    In 1927 The Turkish language switched from an Arabic alphabet to a latin alphabet. The designer(s) of this alphabet chose to have two versions of the letter i, one with the tittle and one without. They chose to do this instead of incorporating an addtional grapheme for the different sound. (Since then, a few other alphabets have been designed like this.)

    I wonder if this distinction had ever been done before in the history of the latin alphabet, and why it was chosen for Turkish. Does this work well? By using the tittle as a pronunciation diacritic, are there any issues in reading clarity?

  2. TJ says:

    Well, I don’t know much about this tittle but I figured out that now in modern languages that use graves and accents and umlauts, usually replace this tittle of the “I” with the desired symbol.

    In Arabic, the story of the dotted-letters is somehow similar to that of latin. Arabic in old days was written completely with no dots. Then at the time of the Umayyad Empire or the 4th Caliphate (as assigned by Sunni muslims), the caliphate Ali ben Abi-Tálib ordered that dots should be added to letters to distinguish which is which. Others have some other stories to tell but this is our convention here.
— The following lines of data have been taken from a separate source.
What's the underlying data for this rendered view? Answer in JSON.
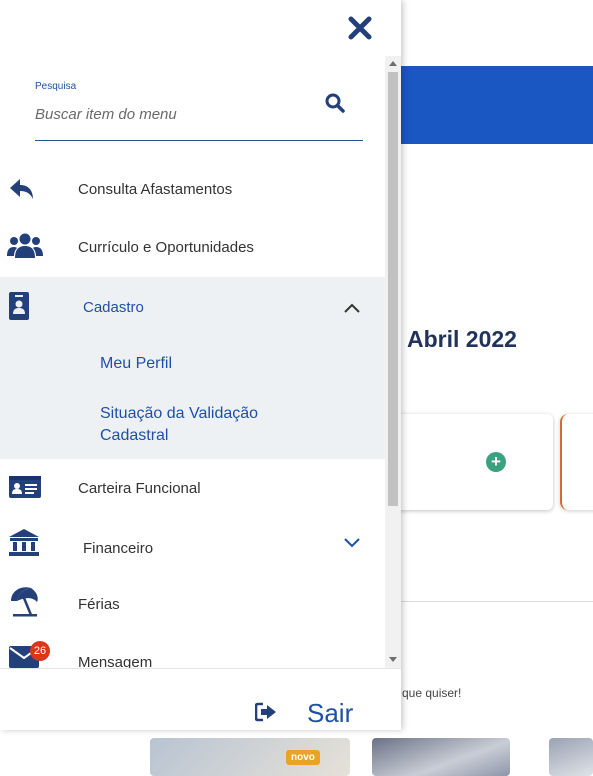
{
  "drawer": {
    "search": {
      "label": "Pesquisa",
      "placeholder": "Buscar item do menu"
    },
    "menu": [
      {
        "label": "Consulta Afastamentos",
        "icon": "reply-arrow-icon"
      },
      {
        "label": "Currículo e Oportunidades",
        "icon": "users-icon"
      },
      {
        "label": "Cadastro",
        "icon": "id-badge-icon",
        "expanded": true,
        "children": [
          "Meu Perfil",
          "Situação da Validação Cadastral"
        ]
      },
      {
        "label": "Carteira Funcional",
        "icon": "id-card-icon"
      },
      {
        "label": "Financeiro",
        "icon": "bank-icon",
        "expanded": false
      },
      {
        "label": "Férias",
        "icon": "beach-umbrella-icon"
      },
      {
        "label": "Mensagem",
        "icon": "envelope-icon",
        "badge": "26"
      }
    ],
    "logout_label": "Sair"
  },
  "background": {
    "heading": "Abril 2022",
    "tagline": "que quiser!",
    "badge_new": "novo"
  },
  "colors": {
    "accent": "#1f4fa7",
    "header_blue": "#1a57c2",
    "icon_navy": "#23407a",
    "badge_red": "#d9361a"
  }
}
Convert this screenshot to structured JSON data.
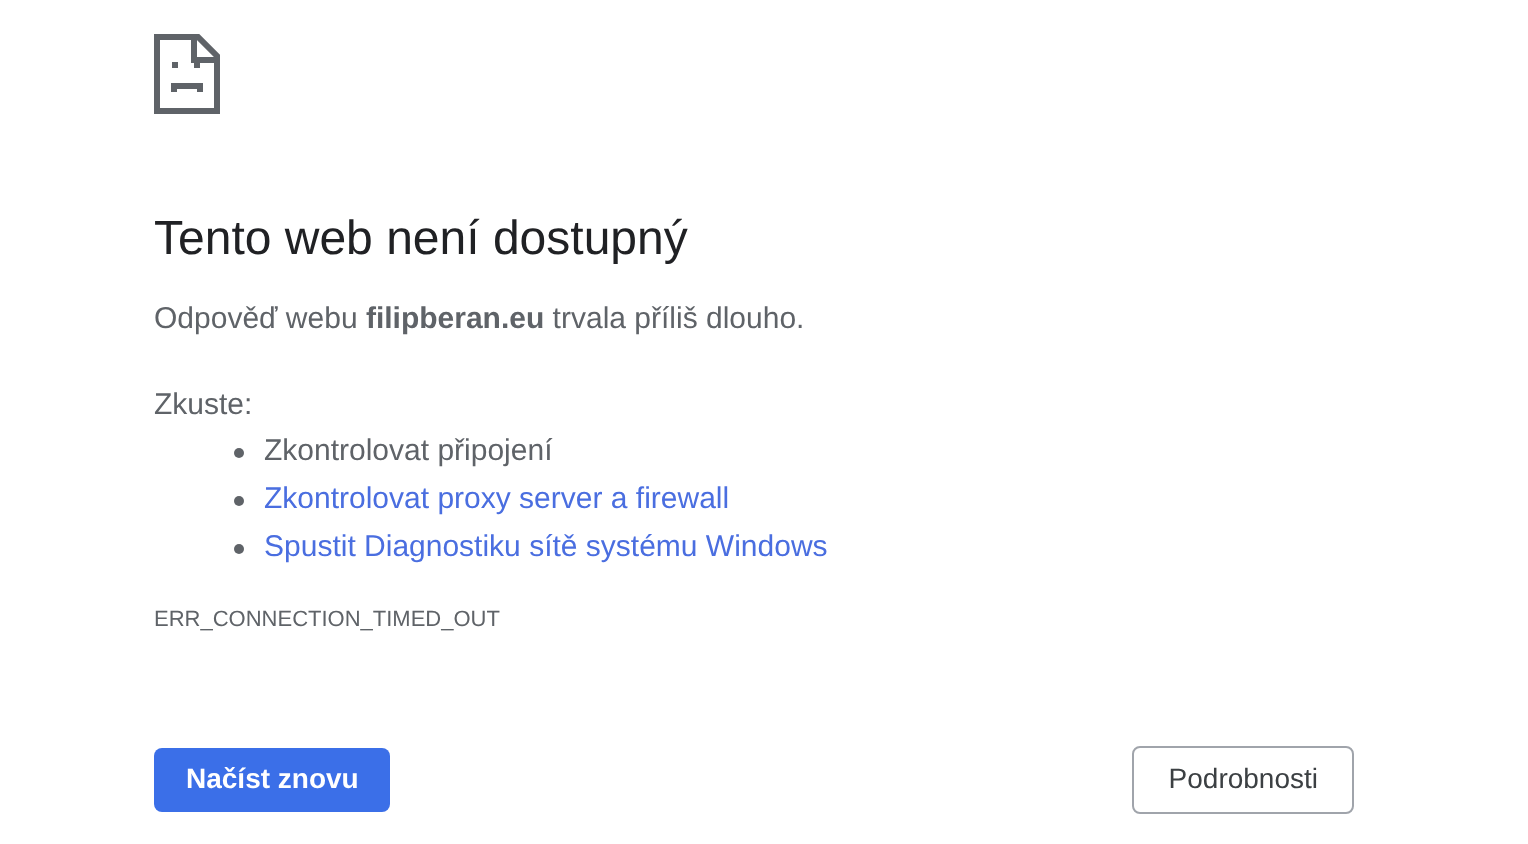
{
  "heading": "Tento web není dostupný",
  "message": "Odpověď webu **filipberan.eu** trvala příliš dlouho.",
  "try_label": "Zkuste:",
  "suggestions": [
    {
      "kind": "text",
      "label": "Zkontrolovat připojení"
    },
    {
      "kind": "link",
      "label": "Zkontrolovat proxy server a firewall"
    },
    {
      "kind": "link",
      "label": "Spustit Diagnostiku sítě systému Windows"
    }
  ],
  "error_code": "ERR_CONNECTION_TIMED_OUT",
  "buttons": [
    {
      "kind": "primary",
      "label": "Načíst znovu"
    },
    {
      "kind": "secondary",
      "label": "Podrobnosti"
    }
  ]
}
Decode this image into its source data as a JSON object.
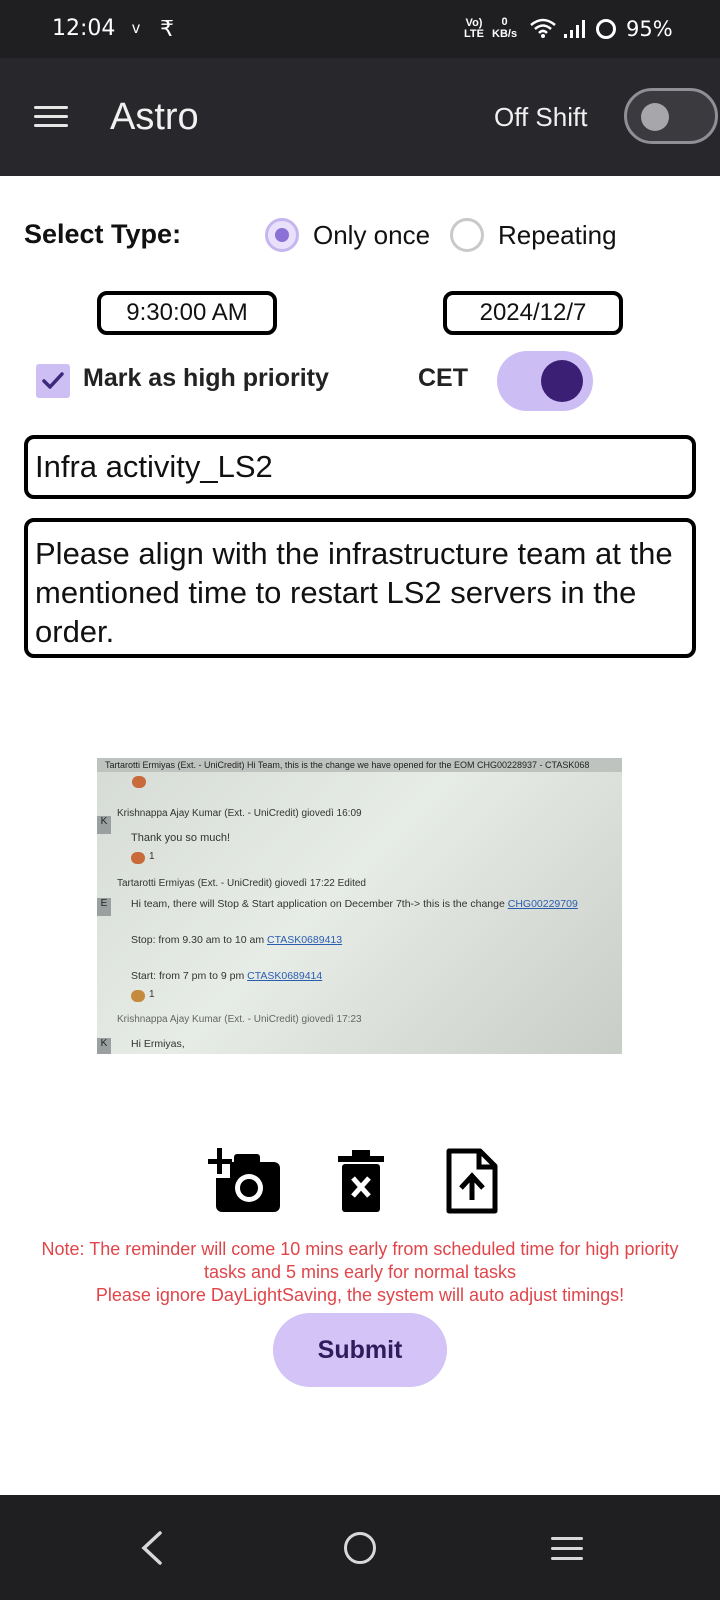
{
  "status_bar": {
    "time": "12:04",
    "indicator_v": "v",
    "indicator_k": "₹",
    "network_lte": "Vo) LTE",
    "data_rate_value": "0",
    "data_rate_unit": "KB/s",
    "battery": "95%"
  },
  "app_bar": {
    "title": "Astro",
    "shift_label": "Off Shift",
    "shift_toggle_on": false
  },
  "form": {
    "select_type_label": "Select Type:",
    "options": [
      {
        "label": "Only once",
        "selected": true
      },
      {
        "label": "Repeating",
        "selected": false
      }
    ],
    "time_value": "9:30:00 AM",
    "date_value": "2024/12/7",
    "high_priority_label": "Mark as high priority",
    "high_priority_checked": true,
    "timezone_label": "CET",
    "timezone_toggle_on": true,
    "title_value": "Infra activity_LS2",
    "description_value": "Please align with the infrastructure team at the mentioned time to restart LS2 servers in the order."
  },
  "attachment": {
    "header": "Tartarotti Ermiyas (Ext. - UniCredit)    Hi Team, this is the change we have opened for the EOM CHG00228937 - CTASK068",
    "msg1_author": "Krishnappa Ajay Kumar (Ext. - UniCredit)  giovedì 16:09",
    "msg1_text": "Thank you so much!",
    "msg2_author": "Tartarotti Ermiyas (Ext. - UniCredit)  giovedì 17:22  Edited",
    "msg2_text": "Hi team, there will Stop & Start application on December 7th-> this is the change ",
    "msg2_link": "CHG00229709",
    "stop_text": "Stop: from 9.30 am to 10 am ",
    "stop_link": "CTASK0689413",
    "start_text": "Start: from 7 pm to 9 pm ",
    "start_link": "CTASK0689414",
    "msg3_author": "Krishnappa Ajay Kumar (Ext. - UniCredit)  giovedì 17:23",
    "msg3_text": "Hi Ermiyas,",
    "reaction_count": "1",
    "avatar_k": "K",
    "avatar_e": "E"
  },
  "icons": [
    "add-photo-icon",
    "delete-image-icon",
    "upload-file-icon"
  ],
  "note": {
    "line1": "Note: The reminder will come 10 mins early from scheduled time for high priority tasks and 5 mins early for normal tasks",
    "line2": "Please ignore DayLightSaving, the system will auto adjust timings!"
  },
  "submit_label": "Submit",
  "colors": {
    "accent": "#8b70d6",
    "accent_light": "#d3c3f6",
    "note_red": "#e0454a",
    "app_bar_bg": "#28282c"
  }
}
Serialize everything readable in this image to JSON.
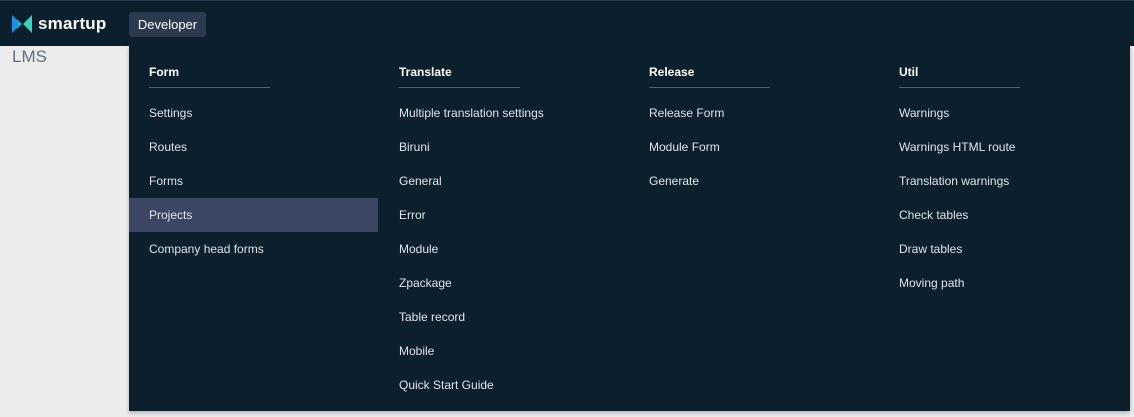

Nowadays, as an art of calligraphy, some calligraphers write a piece of work with no dots, just as an art and to make it look ancient to the imagination!
    It is good to note out that Arabic letters before the dots were distinguished completely by the shape only, but after adding the dots, the shapes were unified for some letters but only a dot is different, and thus I think the dot-adding made it easier not only to disnguish letters, but also to give standard shape and drawing for the letters.

  3. Concerning the evolution of “i” in the Latin alphabet, there is an excellent visual source of ancient Latin scripts (scans of old parchments, from the 4th to the 18th century) at http://www.unigre.it/pubblicazioni/lasala/index.htm , which also provides a transcription of each sample document and, for some of them, a translation too.

    The comment to one of the samples, namely Gothica libraria (1295), still featuring a tittleless “i”, says: “(…) this script becomes difficult to read: for example, the letters “i”, “n”, “m” and “u” cannot be easily distinguished because it is difficult to separate mentally the various vertical strokes (…)”.

    Among the samples shown in the website, the earliest one in which the tittle appears is the mid 16th century Humanistica cursiva. An earlier Gothica cursiva (14th century) features what might look like large tittles, but really are abbreviations.

    I have no knowledge of paleography, but one thing I often noticed trying to read late medieval (gothic) scripts, commonly used in books, is exactly what the aforesaid comment says: unless one already knows which words to look for, “i”, “n”, “m” and “u” are very easily mistakable.

    So I guess that a tittle may have been introduced for making “i” more easily readable, rather than for phonetic reasons.

    A question for TJ: do you know whether any internet source has samples of documents featuring the original shape of early Arabic letters as mentioned in your post (i.e. without dots, all different)?

%d bloggers like this: